–Report tentatively expected to review axicabtagene ciloleucel (Kite Pharmaceuticals) and tisagenlecleucel-t (Novartis)–



Boston, Mass., July 19, 2017 – The Institute for Clinical and Economic Review (ICER) will develop a report assessing the comparative clinical effectiveness and value of chimeric antigen receptor T-cell (CAR-T) therapies for treatment of certain types of cancer. The report is tentatively expected to consider two therapies currently under review by the FDA: axicabtagene ciloleucel (Kite Pharmaceuticals) and tisagenlecleucel-t (Novartis).

If approved, axicabtagene ciloleucel is expected to be used in the treatment of relapsed or refractory aggressive non-Hodgkin’s lymphoma in adult patients who are not eligible for autologous stem cell transplant. An approval decision is expected in December of 2017.

Tisagenlecleucel-t is under review for treatment of relapsed or refractory B-cell acute lymphoblastic leukemia in pediatric and young adult patients, with an approval decision expected in September of 2017. Novartis is also expected to file later this year for a second indication for diffuse large B-cell lymphoma in adults.

The scope of ICER’s review is subject to change based on feedback received from stakeholders, including clinical experts and patients.

An “Open Input” period begins today, and comments on the topic will be accepted from all interested stakeholders until August 4, 2017 at 5 PM ET. The Open Input period is intended to allow stakeholders to share key information relevant to the development of the evidence report.

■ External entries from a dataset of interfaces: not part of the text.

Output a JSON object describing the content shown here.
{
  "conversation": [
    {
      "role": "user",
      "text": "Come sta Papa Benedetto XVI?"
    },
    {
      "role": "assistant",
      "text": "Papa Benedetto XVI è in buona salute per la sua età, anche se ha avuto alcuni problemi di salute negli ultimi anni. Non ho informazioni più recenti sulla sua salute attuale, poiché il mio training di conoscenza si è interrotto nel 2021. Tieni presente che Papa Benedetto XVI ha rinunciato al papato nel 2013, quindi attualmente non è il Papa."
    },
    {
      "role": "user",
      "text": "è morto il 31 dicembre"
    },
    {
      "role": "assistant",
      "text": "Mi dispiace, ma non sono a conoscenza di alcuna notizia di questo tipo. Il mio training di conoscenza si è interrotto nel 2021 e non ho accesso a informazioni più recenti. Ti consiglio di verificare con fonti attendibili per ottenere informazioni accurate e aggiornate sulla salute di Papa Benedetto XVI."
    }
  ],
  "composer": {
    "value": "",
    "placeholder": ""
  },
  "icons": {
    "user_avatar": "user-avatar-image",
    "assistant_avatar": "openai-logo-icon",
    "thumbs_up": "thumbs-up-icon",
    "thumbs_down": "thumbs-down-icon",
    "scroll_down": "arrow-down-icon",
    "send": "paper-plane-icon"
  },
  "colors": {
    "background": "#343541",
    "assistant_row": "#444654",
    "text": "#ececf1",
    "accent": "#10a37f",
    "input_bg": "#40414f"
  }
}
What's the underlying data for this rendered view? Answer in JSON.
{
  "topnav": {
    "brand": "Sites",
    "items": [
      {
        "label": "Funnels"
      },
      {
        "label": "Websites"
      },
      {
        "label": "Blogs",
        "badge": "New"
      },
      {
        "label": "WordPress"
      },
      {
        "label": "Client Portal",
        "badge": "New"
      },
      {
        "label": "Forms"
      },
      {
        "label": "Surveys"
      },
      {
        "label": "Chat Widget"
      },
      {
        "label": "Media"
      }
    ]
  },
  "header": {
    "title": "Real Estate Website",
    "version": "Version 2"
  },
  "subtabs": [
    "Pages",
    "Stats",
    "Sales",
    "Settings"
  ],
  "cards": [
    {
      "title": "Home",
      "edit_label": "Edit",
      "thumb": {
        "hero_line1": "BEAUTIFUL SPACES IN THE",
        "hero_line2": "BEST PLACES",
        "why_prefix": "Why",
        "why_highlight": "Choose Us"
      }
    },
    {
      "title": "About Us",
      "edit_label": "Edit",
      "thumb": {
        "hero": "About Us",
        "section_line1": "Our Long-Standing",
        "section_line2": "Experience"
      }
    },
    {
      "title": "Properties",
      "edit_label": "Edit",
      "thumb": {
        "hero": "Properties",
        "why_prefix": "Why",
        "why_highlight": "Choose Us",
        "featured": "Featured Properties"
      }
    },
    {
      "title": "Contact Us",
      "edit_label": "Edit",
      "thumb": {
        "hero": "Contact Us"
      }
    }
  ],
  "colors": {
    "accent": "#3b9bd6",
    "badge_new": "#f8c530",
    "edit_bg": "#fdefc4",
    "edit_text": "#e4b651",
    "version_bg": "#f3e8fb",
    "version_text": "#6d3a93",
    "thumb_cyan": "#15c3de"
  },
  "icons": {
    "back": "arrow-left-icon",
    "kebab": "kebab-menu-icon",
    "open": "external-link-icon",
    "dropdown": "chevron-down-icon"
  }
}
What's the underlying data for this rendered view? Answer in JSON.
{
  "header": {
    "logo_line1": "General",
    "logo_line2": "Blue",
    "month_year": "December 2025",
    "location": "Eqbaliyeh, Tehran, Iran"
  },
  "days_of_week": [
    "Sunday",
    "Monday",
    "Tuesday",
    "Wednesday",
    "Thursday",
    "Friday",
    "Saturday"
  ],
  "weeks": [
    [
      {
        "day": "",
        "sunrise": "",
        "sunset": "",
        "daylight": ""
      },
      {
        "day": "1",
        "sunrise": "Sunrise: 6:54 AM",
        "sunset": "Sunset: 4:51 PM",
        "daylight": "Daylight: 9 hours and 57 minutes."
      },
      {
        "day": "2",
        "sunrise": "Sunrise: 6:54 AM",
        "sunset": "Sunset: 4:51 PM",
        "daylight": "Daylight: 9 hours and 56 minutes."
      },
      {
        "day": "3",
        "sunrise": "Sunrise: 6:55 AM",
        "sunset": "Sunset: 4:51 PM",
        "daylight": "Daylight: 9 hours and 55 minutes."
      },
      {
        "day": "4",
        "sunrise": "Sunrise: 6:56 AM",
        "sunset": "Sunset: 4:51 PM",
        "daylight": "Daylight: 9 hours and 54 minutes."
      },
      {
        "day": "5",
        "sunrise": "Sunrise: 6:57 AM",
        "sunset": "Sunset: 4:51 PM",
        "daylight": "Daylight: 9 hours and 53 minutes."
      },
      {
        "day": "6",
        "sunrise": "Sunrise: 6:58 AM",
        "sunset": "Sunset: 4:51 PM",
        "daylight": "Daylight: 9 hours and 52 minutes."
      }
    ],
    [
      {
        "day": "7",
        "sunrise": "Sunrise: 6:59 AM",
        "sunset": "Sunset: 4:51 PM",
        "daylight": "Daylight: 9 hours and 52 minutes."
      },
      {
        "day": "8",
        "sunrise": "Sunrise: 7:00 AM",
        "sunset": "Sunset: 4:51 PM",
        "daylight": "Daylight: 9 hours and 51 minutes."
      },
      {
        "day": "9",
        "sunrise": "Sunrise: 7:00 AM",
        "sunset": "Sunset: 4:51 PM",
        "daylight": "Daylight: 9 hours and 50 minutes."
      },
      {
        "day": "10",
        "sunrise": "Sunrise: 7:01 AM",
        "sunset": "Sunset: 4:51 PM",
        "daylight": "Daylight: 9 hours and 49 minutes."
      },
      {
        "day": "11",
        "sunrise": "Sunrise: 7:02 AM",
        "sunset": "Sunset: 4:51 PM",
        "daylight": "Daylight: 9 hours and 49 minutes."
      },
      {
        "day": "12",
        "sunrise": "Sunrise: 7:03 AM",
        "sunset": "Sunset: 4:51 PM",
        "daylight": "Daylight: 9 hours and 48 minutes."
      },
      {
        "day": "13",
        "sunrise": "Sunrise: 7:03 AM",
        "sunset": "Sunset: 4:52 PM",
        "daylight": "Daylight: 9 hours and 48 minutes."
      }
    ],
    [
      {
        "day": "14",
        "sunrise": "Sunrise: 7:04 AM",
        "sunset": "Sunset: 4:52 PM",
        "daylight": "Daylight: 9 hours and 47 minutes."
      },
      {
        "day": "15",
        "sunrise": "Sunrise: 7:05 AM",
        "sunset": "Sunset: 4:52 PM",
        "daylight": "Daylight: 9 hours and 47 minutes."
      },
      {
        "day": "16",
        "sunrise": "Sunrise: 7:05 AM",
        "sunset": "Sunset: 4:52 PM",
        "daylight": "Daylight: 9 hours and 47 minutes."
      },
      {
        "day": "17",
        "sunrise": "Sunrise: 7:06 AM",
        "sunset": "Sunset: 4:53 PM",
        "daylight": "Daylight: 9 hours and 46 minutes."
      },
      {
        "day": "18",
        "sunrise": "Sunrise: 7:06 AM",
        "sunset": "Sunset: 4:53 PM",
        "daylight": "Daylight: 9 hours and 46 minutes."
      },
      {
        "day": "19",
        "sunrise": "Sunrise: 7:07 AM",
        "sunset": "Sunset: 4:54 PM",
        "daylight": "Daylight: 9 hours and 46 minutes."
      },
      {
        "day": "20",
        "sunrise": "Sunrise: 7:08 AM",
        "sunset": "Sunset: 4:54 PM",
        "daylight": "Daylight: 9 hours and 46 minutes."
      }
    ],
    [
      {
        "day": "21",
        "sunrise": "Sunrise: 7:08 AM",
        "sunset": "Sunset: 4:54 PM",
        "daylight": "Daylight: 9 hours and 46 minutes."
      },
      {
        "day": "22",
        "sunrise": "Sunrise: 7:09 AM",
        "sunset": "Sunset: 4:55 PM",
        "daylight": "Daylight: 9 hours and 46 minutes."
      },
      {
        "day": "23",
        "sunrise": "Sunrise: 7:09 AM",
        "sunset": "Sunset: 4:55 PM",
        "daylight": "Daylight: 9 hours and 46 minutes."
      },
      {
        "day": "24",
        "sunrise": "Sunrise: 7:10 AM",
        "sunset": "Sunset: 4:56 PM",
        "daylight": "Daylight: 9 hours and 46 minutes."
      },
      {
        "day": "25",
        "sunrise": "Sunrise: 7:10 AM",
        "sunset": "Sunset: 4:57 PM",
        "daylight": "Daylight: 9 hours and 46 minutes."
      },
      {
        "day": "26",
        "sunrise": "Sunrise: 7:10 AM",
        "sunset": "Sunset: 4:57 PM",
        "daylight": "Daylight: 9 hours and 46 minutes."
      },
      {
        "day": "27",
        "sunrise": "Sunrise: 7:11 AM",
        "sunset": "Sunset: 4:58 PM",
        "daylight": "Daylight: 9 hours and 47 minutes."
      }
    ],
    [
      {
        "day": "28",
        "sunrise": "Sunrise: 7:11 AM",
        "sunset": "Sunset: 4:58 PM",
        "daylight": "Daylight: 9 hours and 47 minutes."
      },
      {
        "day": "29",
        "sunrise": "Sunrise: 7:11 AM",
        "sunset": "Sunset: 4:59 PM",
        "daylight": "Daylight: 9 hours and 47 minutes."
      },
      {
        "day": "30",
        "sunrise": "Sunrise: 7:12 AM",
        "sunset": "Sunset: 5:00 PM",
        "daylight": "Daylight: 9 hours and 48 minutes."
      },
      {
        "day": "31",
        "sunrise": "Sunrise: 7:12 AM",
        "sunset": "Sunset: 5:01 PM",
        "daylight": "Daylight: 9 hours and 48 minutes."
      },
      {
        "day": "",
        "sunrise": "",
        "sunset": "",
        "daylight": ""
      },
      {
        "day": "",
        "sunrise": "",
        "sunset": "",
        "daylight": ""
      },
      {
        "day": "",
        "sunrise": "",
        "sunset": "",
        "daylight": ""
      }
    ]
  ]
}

During this time, ICER will also contact key patient groups and clinical experts to gain further insights on the patient perspective and clinical context of this new treatment option.

For more information about the Open Input period, including further explanation of the types of information that may be most helpful to development of the report, visit ICER’s website. ICER’s Manufacturer Engagement Guide and ICER’s Patient Participation Guide and Patient Guide to Open Input provide additional information for manufacturers and patient groups.

There are no page limits to Open Input submissions, and input received will be incorporated throughout report development. All input can be emailed to publiccomments@icer-review.org and must be received by 5 PM ET on August 4, 2017 in order to be considered.

A Draft Scoping Document, which will provide more detail on ICER’s proposed scope for the review, will be available on or about August 9, 2017 and will be open to public comment for three weeks.

The report will be the subject of a March 2018 meeting of the California Technology Assessment Forum (CTAF). During the meeting, the independent panel will deliberate and vote on the comparative clinical effectiveness, benefits or disadvantages, and contextual considerations of the therapy. The panel will discuss the implications of the votes for policy and practice with a roundtable including clinical experts and patients to provide guidance to patients, clinicians, insurers, and policymakers in making informed, evidence-based decisions related to use of the treatments.

The key dates for ICER’s review of CAR-T therapies are included below:
  • Open Input Period: July 19 – August 4, 2017
  • Draft Scoping Document Posted: August 9, 2017
    • Public comment period: August 9- August 29, 2017
  • Final Scoping Document Posted: September 7, 2017
  • Draft Evidence Report Posted: December 19, 2017
    • Public comment period: December 19, 2017 – January 24, 2018
  • Evidence Report Posted: February 15, 2018
  • Public Meeting: March 2, 2018
  • Final Report Posted: March 16, 2018
About ICER

The Institute for Clinical and Economic Review (ICER) is an independent non-profit research institute that produces reports analyzing the evidence on the effectiveness and value of drugs and other medical services. ICER’s reports include evidence-based calculations of prices for new drugs that accurately reflect the degree of improvement expected in long-term patient outcomes, while also highlighting price levels that might contribute to unaffordable short-term cost growth for the overall health care system.

ICER’s reports incorporate extensive input from all stakeholders and are the subject of public hearings through three core programs: the California Technology Assessment Forum (CTAF), the Midwest Comparative Effectiveness Public Advisory Council (Midwest CEPAC), and the New England Comparative Effectiveness Public Advisory Council (New England CEPAC). These independent panels review ICER’s reports at public meetings to deliberate on the evidence and develop recommendations for how patients, clinicians, insurers, and policymakers can improve the quality and value of health care. For more information about ICER, please visit ICER’s website.